(Entries from a dataset of interfaces)
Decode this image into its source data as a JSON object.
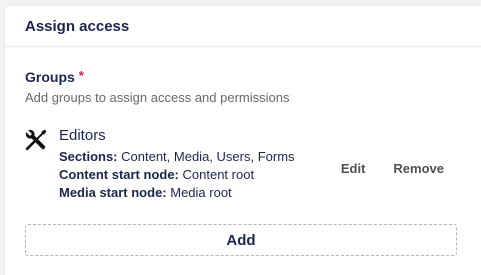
{
  "panel": {
    "title": "Assign access"
  },
  "groups_field": {
    "label": "Groups",
    "required_mark": "*",
    "description": "Add groups to assign access and permissions",
    "items": [
      {
        "icon": "tools-icon",
        "name": "Editors",
        "sections_label": "Sections:",
        "sections_value": "Content, Media, Users, Forms",
        "content_start_label": "Content start node:",
        "content_start_value": "Content root",
        "media_start_label": "Media start node:",
        "media_start_value": "Media root",
        "edit_label": "Edit",
        "remove_label": "Remove"
      }
    ],
    "add_label": "Add"
  },
  "colors": {
    "text": "#1b264f",
    "required": "#d42054",
    "muted": "#68676b"
  }
}
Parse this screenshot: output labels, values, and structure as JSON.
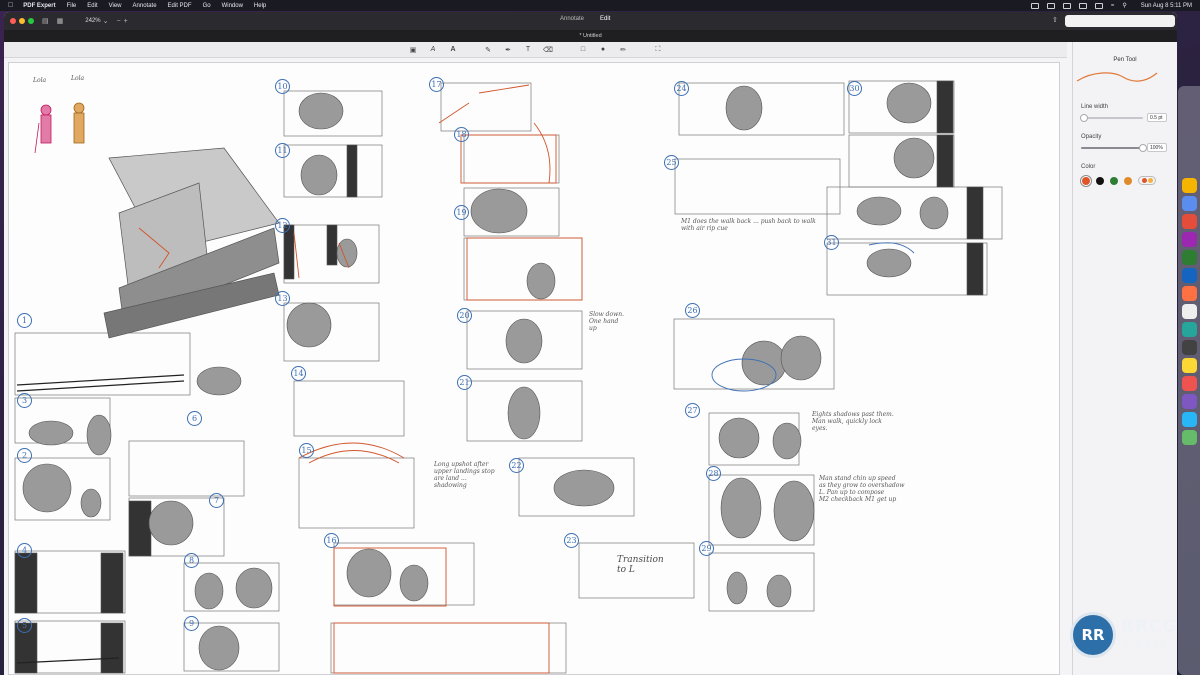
{
  "menubar": {
    "apple_icon": "apple-logo-icon",
    "items": [
      "PDF Expert",
      "File",
      "Edit",
      "View",
      "Annotate",
      "Edit PDF",
      "Go",
      "Window",
      "Help"
    ],
    "clock": "Sun Aug 8  5:11 PM"
  },
  "window": {
    "zoom": "242%",
    "modes": [
      "Annotate",
      "Edit"
    ],
    "doc_title": "* Untitled",
    "search_placeholder": ""
  },
  "toolbar": {
    "tools": [
      "stamp-icon",
      "text-icon",
      "font-icon",
      "pen-icon",
      "highlighter-icon",
      "text-box-icon",
      "eraser-icon",
      "comment-icon",
      "stamp-user-icon",
      "marker-icon",
      "fullscreen-icon"
    ]
  },
  "inspector": {
    "title": "Pen Tool",
    "line_width_label": "Line width",
    "line_width_value": "0.5 pt",
    "line_width_fraction": 0.05,
    "opacity_label": "Opacity",
    "opacity_value": "100%",
    "opacity_fraction": 1.0,
    "color_label": "Color",
    "colors": [
      "#e0542a",
      "#111111",
      "#2e7d32",
      "#e08a2a"
    ],
    "selected_color": "#e0542a",
    "pen_preview_color": "#e07a3a"
  },
  "canvas": {
    "character_labels": [
      "Lola",
      "Lola"
    ],
    "panel_numbers": [
      "1",
      "2",
      "3",
      "4",
      "5",
      "6",
      "7",
      "8",
      "9",
      "10",
      "11",
      "12",
      "13",
      "14",
      "15",
      "16",
      "17",
      "18",
      "19",
      "20",
      "21",
      "22",
      "23",
      "24",
      "25",
      "26",
      "27",
      "28",
      "29",
      "30",
      "31"
    ],
    "notes": [
      "M1 does the walk back ... push back to walk\nwith air rip cue",
      "Eights shadows past them.\nMan walk, quickly lock\neyes.",
      "Transition\nto L",
      "Man stand chin up speed\nas they grow to overshadow\nL. Pan up to compose\nM2 checkback M1 get up",
      "Long upshot after\nupper landings stop\nare land ...\nshadowing",
      "Slow down.\nOne hand\nup"
    ]
  },
  "watermark": {
    "logo_text": "RR",
    "name": "RRCG",
    "sub": "人人素材"
  }
}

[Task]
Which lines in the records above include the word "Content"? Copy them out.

[Exercise output]
        "sections_value": "Content, Media, Users, Forms",
        "content_start_label": "Content start node:",
        "content_start_value": "Content root",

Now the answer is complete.